- Ease their nerves – Reducing a dog’s anxiety before they get near the car, or calming their nerves once in the car, can make a big difference. Some ways to do that are to “hug them” (apply calming gentle and consistent pressure) with a Thundershirt, use topical aromatherapy oil blends like Earth Heart Travel Calm Aromatherapy Spray or this anxiety relief spray. Playing music like Through a Dog’s Ear: Music to Calm Your Canine Companion can help too (just make sure it doesn’t also put you to sleep!).
- Give them a calming supplement – Your veterinarian CAN prescribe anti-anxiety medications to your dog. I don’t really suggest it though if you are transporting your dog in the car for “fun” and you plan to hike or be otherwise active at your destination. I fully support using natural calming treats or supplements though. Some good options are CBD Hemp Treats or VetriScience Composure Chews.

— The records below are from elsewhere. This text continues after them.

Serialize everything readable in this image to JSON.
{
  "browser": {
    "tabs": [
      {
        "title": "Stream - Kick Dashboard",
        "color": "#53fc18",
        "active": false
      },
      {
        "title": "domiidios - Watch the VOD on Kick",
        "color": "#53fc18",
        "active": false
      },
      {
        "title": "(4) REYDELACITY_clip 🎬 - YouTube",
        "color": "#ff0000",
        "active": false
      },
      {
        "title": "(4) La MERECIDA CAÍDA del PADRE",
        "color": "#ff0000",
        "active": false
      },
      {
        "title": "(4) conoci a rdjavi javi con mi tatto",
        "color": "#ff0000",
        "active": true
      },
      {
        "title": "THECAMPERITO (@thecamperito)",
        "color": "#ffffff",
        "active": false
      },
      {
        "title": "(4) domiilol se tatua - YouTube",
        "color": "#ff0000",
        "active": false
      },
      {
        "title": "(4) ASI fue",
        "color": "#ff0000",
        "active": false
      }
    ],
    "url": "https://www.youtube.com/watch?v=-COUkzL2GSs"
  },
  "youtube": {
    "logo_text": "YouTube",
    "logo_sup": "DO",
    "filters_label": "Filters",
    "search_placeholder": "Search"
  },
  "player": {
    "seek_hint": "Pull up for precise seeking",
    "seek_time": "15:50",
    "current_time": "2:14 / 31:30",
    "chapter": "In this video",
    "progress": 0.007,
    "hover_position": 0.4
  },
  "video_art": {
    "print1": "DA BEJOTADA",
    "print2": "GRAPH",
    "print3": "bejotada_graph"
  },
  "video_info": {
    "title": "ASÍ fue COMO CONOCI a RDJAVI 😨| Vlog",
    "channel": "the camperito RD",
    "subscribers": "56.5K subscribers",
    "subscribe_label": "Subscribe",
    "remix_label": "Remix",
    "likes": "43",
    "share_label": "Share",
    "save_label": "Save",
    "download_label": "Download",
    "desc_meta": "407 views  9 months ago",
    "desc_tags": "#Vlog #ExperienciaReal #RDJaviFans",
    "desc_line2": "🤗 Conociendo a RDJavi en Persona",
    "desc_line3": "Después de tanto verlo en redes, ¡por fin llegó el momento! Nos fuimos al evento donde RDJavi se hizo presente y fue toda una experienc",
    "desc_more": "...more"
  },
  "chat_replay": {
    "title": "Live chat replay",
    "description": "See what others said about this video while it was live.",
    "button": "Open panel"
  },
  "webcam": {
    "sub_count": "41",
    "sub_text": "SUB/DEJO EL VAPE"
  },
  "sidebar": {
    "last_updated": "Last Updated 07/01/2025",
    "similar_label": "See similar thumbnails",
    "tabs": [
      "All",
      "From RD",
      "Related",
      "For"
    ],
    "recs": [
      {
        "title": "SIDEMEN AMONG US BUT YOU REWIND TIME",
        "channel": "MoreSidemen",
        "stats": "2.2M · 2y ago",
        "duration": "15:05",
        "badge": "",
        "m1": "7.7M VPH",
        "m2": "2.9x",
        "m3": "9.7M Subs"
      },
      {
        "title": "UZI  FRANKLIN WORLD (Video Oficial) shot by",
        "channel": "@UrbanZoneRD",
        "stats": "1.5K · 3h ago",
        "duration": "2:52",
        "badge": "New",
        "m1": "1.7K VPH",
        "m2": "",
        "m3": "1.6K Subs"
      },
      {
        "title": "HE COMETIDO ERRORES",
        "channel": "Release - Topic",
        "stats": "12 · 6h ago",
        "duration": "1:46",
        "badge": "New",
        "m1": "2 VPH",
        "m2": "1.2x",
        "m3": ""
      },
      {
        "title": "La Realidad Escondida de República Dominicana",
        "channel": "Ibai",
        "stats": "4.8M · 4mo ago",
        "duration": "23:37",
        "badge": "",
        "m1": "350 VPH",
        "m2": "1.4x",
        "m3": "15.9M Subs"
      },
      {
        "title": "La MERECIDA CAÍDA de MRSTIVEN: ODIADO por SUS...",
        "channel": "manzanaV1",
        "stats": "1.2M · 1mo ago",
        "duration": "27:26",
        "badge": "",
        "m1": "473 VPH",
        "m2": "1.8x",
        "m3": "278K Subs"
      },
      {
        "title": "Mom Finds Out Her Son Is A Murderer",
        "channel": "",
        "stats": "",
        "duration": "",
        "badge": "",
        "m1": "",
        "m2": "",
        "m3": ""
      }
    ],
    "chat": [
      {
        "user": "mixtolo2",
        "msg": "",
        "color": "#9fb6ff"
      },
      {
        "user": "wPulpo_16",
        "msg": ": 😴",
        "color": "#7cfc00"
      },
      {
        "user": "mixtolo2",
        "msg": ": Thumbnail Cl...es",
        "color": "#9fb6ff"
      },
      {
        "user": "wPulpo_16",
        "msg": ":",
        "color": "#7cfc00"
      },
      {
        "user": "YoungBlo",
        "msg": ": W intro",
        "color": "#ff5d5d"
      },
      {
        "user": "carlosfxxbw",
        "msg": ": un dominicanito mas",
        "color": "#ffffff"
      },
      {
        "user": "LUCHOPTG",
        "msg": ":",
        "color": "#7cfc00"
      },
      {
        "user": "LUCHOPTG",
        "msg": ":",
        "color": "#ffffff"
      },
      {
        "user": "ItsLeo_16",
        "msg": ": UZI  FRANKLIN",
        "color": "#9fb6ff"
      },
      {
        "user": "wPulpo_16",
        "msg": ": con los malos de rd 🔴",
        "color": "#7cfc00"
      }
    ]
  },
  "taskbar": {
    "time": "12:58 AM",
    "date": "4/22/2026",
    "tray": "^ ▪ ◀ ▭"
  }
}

- Distract them – They may be less anxious in the car if you distract them with a stuffed treat toy like the Busy Buddy Waggle or Kong. However, giving your dog something to eat is NOT recommended if their issue is getting car sick so you might want to save this one until you know for sure.
- Travel on an empty stomach – If a dog has food in their stomach, they can be more likely to feel queasy. On the day you are traveling, you might want to skip your dog’s morning meal or at least feed them a few hours prior to your departure time.
- Restrain them – Your dog may be more likely to feel sick if they can roam the car, or get jostled around when you take corners, because it can throw their equilibrium. They may do well in a dog car harness that restricts movement like the crash-tested (safety) Clickit Sport by Sleepypod.
- Let them see out (or don’t) – This one is tricky. Many people have reported that elevating their dog so they could see out the window helped. A dog car seat can help them see out the window and is also a great way to restrain them as mentioned above. Some great booster car seats are the Snoozer Lookout and the crash-tested (safety) PupSaver. Unfortunately, this can have the opposite effect for some dogs though. Some do better when they CAN’T see out. In that case, they may do better sitting lower on the seat or in a crate covered by a blanket. You will have to experiment here to see what works for your dog.
Having a dog you want to take on adventures with you, but that has a difficult time with the car, is frustrating. Hopefully, the information in this article helps you. There are numerous resources out there for these issues if you need more assistance. I’ll leave you with some other articles from trusted sources.
Let us know if you have any more questions in the comments below and we’ll try to find the answer